testicle which stays normally in the scrotum, but moves upside under
conditions such as cold weather. It is important that the family
examine the testicles in the day time when the baby is in the bath or
the baby is sleeping and thus, the most common position of the
testicle is determined. The specialist physician is required to
follow the size and localization of testicles with physical
examination performed in 3-months interval. In the presence of
undescended testicle or the presence of the testicle which commonly
stays in the inguinal canal, it is necessary to descend and fix the
testicle into the scrotum when the baby is 1 year old.

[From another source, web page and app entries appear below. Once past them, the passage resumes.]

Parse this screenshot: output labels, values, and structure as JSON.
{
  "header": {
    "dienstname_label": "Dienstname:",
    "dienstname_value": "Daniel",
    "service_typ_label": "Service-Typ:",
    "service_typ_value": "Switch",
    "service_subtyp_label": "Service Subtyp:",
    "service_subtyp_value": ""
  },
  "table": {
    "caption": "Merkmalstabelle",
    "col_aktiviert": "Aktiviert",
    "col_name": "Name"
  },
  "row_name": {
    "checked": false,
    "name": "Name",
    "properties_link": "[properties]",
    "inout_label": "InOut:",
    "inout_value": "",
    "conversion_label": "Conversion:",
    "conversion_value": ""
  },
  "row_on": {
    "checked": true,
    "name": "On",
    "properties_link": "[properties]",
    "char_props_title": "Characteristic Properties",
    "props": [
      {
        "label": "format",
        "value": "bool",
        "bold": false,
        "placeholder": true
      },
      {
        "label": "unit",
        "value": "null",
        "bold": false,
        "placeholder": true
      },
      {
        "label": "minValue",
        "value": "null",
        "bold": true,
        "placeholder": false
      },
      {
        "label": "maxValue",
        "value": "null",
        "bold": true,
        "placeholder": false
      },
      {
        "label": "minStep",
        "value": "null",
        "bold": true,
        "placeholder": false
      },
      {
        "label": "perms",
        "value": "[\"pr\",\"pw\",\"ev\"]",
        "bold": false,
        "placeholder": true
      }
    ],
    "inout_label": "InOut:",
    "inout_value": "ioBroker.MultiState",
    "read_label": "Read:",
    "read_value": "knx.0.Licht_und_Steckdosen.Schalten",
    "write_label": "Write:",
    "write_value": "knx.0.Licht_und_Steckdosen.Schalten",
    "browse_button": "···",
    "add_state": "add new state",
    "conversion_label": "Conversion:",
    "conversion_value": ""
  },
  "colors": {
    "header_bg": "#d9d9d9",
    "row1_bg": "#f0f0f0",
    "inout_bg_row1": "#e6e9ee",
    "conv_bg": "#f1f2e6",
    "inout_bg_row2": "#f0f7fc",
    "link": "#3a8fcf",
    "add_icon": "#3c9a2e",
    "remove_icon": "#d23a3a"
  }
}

When the operation is delayed in the case of undescended testicles, following complications may appear; decrease in the number and functionality of sperm, inguinal hernia, torsion (testicles twists around itself), trauma or psychological influences due to absence of the testicle in the scrotum. Moreover, there is also risk of becoming cancerous. When it is descended to its normal localization with operation, follow-up will be easier although the risk of becoming cancerous will not disappear.
Inguinal hernia is present in 1

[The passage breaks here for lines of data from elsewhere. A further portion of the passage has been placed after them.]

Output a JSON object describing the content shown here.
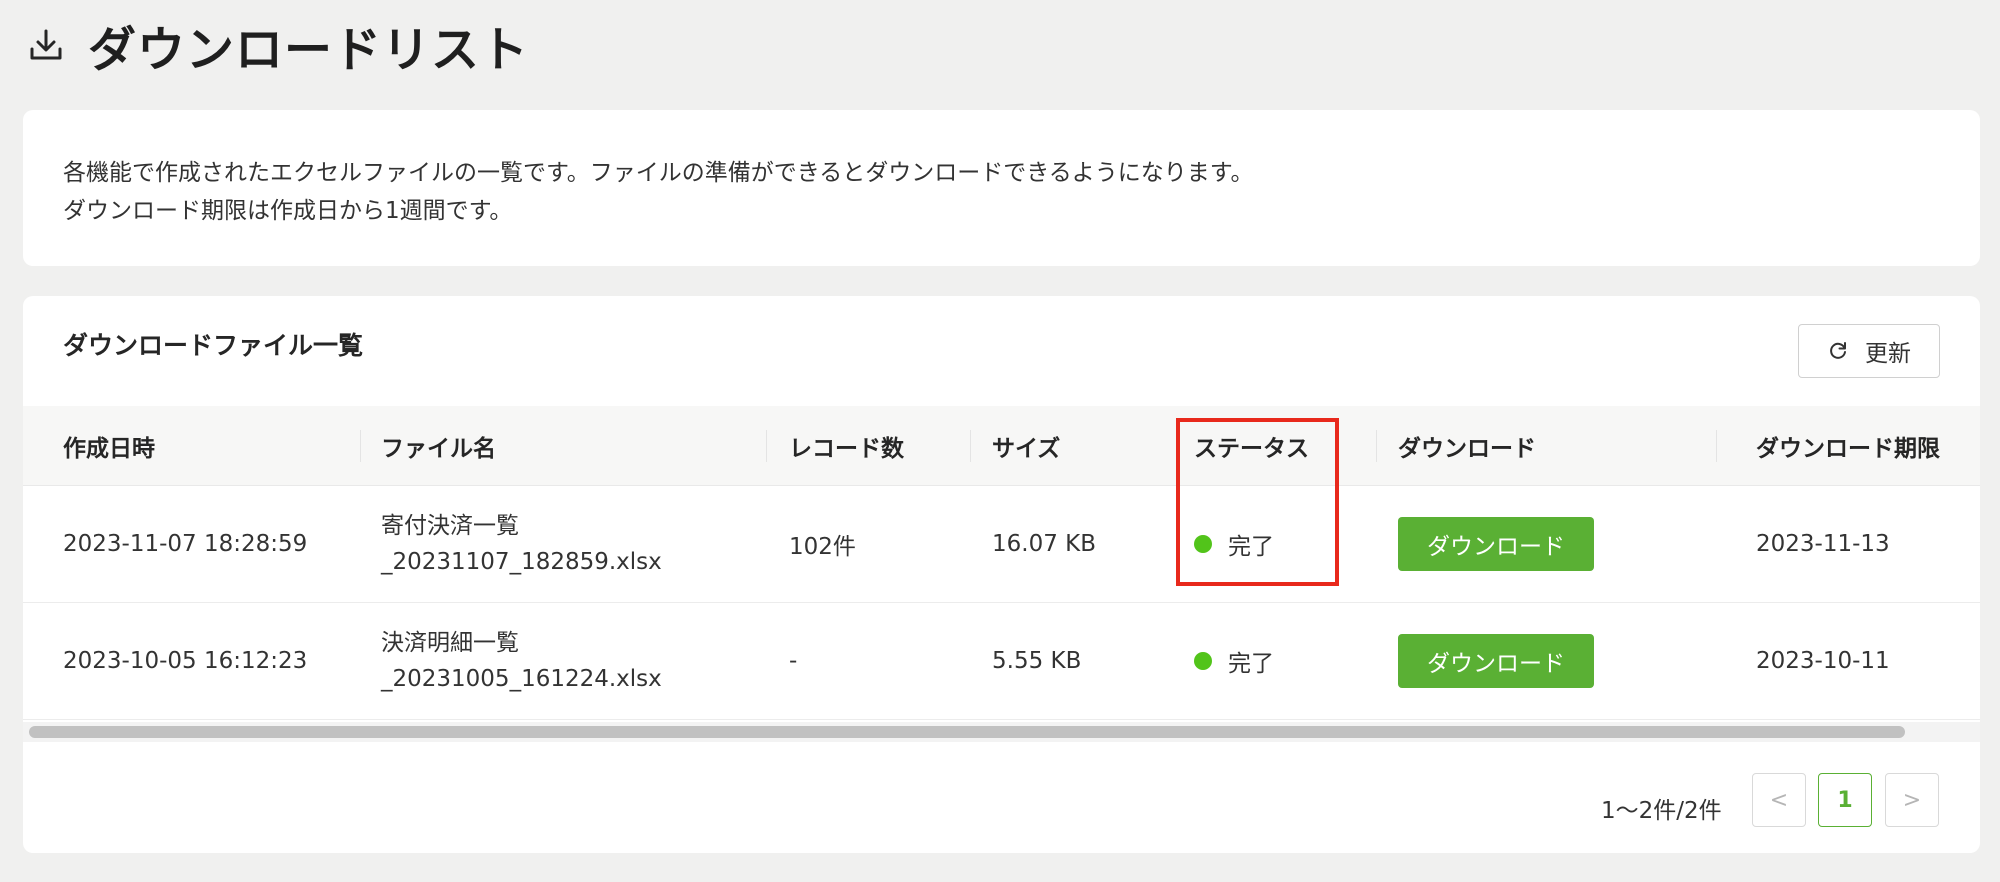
{
  "header": {
    "title": "ダウンロードリスト",
    "icon": "download-icon"
  },
  "info": {
    "lines": [
      "各機能で作成されたエクセルファイルの一覧です。ファイルの準備ができるとダウンロードできるようになります。",
      "ダウンロード期限は作成日から1週間です。"
    ]
  },
  "list": {
    "title": "ダウンロードファイル一覧",
    "refresh_label": "更新",
    "refresh_icon": "reload-icon",
    "columns": [
      "作成日時",
      "ファイル名",
      "レコード数",
      "サイズ",
      "ステータス",
      "ダウンロード",
      "ダウンロード期限"
    ],
    "rows": [
      {
        "created_at": "2023-11-07 18:28:59",
        "file_name_1": "寄付決済一覧",
        "file_name_2": "_20231107_182859.xlsx",
        "records": "102件",
        "size": "16.07 KB",
        "status": "完了",
        "download_label": "ダウンロード",
        "expires": "2023-11-13"
      },
      {
        "created_at": "2023-10-05 16:12:23",
        "file_name_1": "決済明細一覧",
        "file_name_2": "_20231005_161224.xlsx",
        "records": "-",
        "size": "5.55 KB",
        "status": "完了",
        "download_label": "ダウンロード",
        "expires": "2023-10-11"
      }
    ]
  },
  "pagination": {
    "summary": "1〜2件/2件",
    "prev": "<",
    "current": "1",
    "next": ">"
  },
  "colors": {
    "accent": "#5ab034",
    "status_complete": "#52c41a",
    "highlight": "#e8291c"
  }
}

to 4.4 % of children. This rate may increase up to 30 % in premature
babies. Most patients represent with swelling in the inguinal region,
which is recognized by the family; the swelling becomes marked when
the baby cries, coughs and strains, but disappears when such
conditions end. Sometimes, the reason of the presentation can be a
permanent mass in the inguinal region, the bile content in vomit and
the inability to defecate. In the child, the diagnosis is made by
detecting the swelling (bulge) in the inguinal region. Examining the
patient when s/he cries, coughs or strains will make the swelling
apparent and thus, it may aid the diagnosis. It is possible to sense
the friction of opposing surfaces of the hernia sac when the index
finer is placed vertically on inguinal canal and the finger is
slightly rubbed to the right and the left side. This sign, referred
as “Silk glove sign”, may aid the diagnosis of patients who has
typical history, but lacks a swelling in the examination. The most
striking aspect of the hernia in children is the rapid development of
circulatory disorder in the incarcerated organ or in the testicle at
the affected side of the concerning male child when the incarceration
occurs (inability to easily push the hernial swelling into abdominal
space). Occurrence of hemorrhagic necrosis in unilateral testicle may
also cause damage on contralateral testicle (Figure-1). Therefore,
the incarcerated inguinal hernia is an emergency condition. It is
necessary to immediately reduce it (pushing the hernial swelling into
abdominal space). If it cannot be reduced, the emergency operation is
necessary. However, in this case, the rate of complications
increases. Therefore, when the inguinal hernia is diagnosed, elective
surgery should be employed as soon as possible.
The differential diagnosis of incarcerated inguinal hernia include following conditions; torsion of the testicle, cord cyst as well as inflammatory enlargement of inguinal or femoral (medial inguinal region where vessels supplying legs lie) lymph nodes.
Hydrocele (accumulation of fluid around testicles):
It is a frequent condition in babies. The size may increase or decrease depending on the degree of opening at superior part of processus vaginalis (the abdominal membrane associating to the testicle when the testicle descends to the scrotum). Hydrocele is characterized as a scrotal swelling (bulge) involving the testicle (Figure-2). The swelling makes a bottle neck in lateral part of the inguinal canal and it does not lie into inguinal canal. There is no tenderness. Moreover, the transillumination (lack of light shadow on the opposed side when a light is put on one side of the scrotum) is an important sign. It should be kept in mind that in most children with hydrocele, processus vaginalis do not completely close resulting with potential of inguinal hernia. Therefore, families should be informed about signs and symptoms of inguinal hernia and incarcerated inguinal hernia. Patients should be asked to come to the control visits and surgical treatment should be employed when the hernia is diagnosed. Otherwise, the hydrocele persisting for 18 months also requires surgical treatment.